Dataset rows for apps and sites
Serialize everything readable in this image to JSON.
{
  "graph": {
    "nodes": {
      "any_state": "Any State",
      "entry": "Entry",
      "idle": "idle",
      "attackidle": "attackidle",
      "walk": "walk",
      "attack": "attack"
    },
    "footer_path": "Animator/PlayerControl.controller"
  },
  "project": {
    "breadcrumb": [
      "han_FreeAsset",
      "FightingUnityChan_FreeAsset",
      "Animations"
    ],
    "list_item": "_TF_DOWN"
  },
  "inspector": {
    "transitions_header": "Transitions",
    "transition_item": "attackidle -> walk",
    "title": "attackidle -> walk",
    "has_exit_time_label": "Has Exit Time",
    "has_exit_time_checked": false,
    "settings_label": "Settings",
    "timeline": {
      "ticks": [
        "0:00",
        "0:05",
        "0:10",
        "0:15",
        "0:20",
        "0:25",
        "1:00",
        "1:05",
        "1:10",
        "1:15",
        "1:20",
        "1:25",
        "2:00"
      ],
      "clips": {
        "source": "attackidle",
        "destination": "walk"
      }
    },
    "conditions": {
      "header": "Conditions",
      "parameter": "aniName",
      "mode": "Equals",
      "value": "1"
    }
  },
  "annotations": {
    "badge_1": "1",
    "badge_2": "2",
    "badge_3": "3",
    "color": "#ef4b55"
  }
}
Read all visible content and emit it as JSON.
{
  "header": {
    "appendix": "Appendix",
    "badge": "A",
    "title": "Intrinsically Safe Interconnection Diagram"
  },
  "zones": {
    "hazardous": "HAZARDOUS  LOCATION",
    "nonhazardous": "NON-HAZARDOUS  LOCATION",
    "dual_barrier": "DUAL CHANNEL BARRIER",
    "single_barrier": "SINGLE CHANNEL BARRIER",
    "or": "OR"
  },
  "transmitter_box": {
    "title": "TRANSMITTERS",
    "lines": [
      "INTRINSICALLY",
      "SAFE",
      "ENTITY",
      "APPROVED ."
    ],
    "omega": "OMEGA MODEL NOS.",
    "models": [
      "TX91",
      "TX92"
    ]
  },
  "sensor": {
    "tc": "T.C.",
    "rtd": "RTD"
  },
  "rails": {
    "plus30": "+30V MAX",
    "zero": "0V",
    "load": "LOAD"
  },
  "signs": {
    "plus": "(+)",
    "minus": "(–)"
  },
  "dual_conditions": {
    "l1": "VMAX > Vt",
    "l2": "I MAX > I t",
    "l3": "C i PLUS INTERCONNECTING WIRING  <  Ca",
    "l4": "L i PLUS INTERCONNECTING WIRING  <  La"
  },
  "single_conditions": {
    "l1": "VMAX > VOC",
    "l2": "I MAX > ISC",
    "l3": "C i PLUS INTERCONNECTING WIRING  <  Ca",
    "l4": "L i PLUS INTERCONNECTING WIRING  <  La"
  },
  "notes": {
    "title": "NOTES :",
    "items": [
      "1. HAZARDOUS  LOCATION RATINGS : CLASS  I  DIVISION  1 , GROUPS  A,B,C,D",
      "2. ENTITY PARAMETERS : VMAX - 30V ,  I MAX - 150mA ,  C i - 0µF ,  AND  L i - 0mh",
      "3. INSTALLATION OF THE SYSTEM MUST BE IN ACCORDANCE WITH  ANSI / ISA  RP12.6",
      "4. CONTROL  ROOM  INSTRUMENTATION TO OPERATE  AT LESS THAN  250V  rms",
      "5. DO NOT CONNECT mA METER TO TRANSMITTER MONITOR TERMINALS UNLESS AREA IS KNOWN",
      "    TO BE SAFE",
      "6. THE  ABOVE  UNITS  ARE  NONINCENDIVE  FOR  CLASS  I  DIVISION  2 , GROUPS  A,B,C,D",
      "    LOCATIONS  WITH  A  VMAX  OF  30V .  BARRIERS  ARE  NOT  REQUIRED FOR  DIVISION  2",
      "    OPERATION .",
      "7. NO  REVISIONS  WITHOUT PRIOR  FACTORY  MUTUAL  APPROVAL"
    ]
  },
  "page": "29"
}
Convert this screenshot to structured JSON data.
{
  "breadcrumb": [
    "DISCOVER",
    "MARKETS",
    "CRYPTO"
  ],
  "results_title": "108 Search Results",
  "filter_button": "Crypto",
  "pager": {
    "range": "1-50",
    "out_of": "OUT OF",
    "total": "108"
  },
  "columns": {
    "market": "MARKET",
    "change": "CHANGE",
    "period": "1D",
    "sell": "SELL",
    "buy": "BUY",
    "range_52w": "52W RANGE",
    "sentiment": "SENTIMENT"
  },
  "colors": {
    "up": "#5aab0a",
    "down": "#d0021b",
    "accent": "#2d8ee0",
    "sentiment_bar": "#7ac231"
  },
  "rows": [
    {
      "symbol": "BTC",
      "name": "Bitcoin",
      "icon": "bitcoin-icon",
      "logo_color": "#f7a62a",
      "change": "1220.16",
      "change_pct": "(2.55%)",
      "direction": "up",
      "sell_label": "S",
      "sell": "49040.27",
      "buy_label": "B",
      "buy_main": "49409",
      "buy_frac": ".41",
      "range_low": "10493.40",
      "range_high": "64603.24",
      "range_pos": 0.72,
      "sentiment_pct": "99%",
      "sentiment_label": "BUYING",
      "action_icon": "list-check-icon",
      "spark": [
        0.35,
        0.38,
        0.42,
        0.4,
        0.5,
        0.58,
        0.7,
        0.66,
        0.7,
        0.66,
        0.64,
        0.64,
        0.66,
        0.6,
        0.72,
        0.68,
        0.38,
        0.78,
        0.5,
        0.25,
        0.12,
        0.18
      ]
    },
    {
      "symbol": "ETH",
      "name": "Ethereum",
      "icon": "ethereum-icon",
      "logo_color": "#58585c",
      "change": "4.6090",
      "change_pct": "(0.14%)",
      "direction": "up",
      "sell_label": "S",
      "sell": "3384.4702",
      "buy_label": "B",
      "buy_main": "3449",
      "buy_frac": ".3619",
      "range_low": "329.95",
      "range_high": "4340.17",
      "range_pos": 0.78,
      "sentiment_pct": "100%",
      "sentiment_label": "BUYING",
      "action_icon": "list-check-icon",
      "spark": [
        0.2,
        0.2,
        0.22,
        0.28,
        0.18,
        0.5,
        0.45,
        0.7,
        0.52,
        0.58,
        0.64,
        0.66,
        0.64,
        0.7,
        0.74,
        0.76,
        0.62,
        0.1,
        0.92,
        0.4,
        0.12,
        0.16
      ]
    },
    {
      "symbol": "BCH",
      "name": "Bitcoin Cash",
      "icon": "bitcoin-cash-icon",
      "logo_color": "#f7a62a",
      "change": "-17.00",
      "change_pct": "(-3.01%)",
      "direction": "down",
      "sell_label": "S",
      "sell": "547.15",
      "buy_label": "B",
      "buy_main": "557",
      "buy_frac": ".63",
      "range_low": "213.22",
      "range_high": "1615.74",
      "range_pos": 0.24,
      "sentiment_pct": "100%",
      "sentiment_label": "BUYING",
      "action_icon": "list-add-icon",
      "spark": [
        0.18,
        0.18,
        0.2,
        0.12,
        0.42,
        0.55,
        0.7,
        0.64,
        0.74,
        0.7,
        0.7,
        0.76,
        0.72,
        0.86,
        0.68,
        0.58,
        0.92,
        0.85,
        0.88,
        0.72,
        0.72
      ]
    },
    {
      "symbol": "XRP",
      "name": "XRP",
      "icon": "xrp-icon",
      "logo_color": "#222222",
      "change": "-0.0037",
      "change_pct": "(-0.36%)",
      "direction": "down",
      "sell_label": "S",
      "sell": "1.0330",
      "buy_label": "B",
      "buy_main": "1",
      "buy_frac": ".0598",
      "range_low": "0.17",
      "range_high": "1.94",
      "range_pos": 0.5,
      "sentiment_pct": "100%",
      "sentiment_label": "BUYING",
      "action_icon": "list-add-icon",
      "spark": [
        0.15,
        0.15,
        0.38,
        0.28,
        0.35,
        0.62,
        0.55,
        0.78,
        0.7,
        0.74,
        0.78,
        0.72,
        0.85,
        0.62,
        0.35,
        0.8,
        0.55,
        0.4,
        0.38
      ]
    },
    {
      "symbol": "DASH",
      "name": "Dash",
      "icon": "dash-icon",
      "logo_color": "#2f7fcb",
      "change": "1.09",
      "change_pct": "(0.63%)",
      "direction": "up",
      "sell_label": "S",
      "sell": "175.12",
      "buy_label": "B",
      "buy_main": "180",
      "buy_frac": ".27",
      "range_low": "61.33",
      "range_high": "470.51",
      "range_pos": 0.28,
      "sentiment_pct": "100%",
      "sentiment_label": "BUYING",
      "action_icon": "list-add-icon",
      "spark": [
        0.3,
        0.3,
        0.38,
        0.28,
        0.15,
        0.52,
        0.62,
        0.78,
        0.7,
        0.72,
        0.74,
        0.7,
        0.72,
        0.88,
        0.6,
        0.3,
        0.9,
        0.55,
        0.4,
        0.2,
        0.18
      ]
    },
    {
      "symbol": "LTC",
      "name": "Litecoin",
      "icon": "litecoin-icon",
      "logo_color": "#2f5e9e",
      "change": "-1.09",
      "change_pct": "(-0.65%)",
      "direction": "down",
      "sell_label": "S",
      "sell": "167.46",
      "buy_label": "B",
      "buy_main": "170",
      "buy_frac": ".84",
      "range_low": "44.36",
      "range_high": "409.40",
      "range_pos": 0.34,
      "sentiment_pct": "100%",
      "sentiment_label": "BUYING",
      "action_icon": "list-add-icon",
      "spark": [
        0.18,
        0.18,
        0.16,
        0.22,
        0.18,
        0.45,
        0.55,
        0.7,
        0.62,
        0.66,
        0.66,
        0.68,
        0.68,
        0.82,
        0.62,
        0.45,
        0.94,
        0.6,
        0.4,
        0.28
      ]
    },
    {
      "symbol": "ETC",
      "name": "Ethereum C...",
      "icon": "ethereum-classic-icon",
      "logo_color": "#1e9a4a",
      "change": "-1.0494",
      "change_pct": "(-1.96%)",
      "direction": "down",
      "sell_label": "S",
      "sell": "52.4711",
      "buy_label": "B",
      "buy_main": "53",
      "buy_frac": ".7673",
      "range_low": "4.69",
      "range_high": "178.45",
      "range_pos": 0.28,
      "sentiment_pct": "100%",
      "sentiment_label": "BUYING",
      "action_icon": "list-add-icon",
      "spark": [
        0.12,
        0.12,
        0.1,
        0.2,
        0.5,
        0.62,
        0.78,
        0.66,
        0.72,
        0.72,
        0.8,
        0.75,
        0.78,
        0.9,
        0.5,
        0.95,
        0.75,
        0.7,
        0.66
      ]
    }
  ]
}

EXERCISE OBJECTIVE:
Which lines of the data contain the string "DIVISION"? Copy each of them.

WRITTEN RESPONSE:
      "1. HAZARDOUS  LOCATION RATINGS : CLASS  I  DIVISION  1 , GROUPS  A,B,C,D",
      "6. THE  ABOVE  UNITS  ARE  NONINCENDIVE  FOR  CLASS  I  DIVISION  2 , GROUPS  A,B,C,D",
      "    LOCATIONS  WITH  A  VMAX  OF  30V .  BARRIERS  ARE  NOT  REQUIRED FOR  DIVISION  2",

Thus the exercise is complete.